### SUPPLIED RECORDS:
◇ ◇ ◇ ◇

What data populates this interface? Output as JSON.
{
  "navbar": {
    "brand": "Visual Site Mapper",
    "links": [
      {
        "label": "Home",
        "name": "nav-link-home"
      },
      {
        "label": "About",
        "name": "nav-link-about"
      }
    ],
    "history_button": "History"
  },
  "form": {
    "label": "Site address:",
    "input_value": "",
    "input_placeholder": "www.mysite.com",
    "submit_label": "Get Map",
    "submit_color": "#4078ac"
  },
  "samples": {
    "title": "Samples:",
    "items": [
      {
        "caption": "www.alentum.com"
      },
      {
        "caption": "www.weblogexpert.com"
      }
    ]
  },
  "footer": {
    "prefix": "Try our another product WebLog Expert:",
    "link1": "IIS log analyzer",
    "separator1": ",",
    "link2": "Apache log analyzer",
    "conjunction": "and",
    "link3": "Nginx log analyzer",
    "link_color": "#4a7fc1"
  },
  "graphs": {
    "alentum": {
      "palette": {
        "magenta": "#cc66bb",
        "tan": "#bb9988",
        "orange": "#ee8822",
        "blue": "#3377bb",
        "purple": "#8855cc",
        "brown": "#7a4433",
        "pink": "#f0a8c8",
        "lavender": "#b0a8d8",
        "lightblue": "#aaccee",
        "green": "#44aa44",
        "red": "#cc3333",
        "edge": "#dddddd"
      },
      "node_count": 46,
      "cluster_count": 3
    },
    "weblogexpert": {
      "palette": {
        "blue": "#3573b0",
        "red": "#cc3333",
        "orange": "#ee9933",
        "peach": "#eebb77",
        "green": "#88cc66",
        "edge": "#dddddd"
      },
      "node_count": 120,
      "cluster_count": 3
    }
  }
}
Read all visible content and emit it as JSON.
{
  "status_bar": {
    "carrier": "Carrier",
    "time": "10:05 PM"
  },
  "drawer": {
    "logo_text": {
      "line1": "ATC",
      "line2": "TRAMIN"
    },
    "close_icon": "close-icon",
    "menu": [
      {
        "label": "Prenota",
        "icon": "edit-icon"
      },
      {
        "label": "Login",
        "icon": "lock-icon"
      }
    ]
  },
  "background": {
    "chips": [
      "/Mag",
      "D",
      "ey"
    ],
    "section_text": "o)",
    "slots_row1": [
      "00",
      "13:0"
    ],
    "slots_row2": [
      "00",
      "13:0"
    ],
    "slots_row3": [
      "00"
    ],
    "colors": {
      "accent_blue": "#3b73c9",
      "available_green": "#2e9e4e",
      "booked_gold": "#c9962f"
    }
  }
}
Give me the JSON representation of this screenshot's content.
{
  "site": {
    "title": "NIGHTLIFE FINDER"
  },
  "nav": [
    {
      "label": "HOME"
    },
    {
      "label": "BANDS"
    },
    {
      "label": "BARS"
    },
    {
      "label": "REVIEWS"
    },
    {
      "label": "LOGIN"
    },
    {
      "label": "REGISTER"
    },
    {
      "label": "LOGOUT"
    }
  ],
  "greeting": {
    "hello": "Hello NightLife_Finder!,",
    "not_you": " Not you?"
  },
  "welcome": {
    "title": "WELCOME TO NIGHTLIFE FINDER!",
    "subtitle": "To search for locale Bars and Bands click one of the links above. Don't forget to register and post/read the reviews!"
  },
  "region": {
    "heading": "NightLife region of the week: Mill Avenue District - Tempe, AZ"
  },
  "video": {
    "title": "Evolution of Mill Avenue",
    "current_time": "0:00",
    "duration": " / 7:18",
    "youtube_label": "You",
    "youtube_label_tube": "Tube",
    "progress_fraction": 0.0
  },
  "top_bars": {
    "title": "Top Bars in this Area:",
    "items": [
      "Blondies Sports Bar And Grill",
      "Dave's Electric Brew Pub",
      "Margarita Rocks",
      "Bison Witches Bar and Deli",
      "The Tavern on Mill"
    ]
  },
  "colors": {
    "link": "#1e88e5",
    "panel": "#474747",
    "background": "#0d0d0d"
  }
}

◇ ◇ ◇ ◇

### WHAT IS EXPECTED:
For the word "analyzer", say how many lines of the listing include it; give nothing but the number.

### ANSWER AREA:
3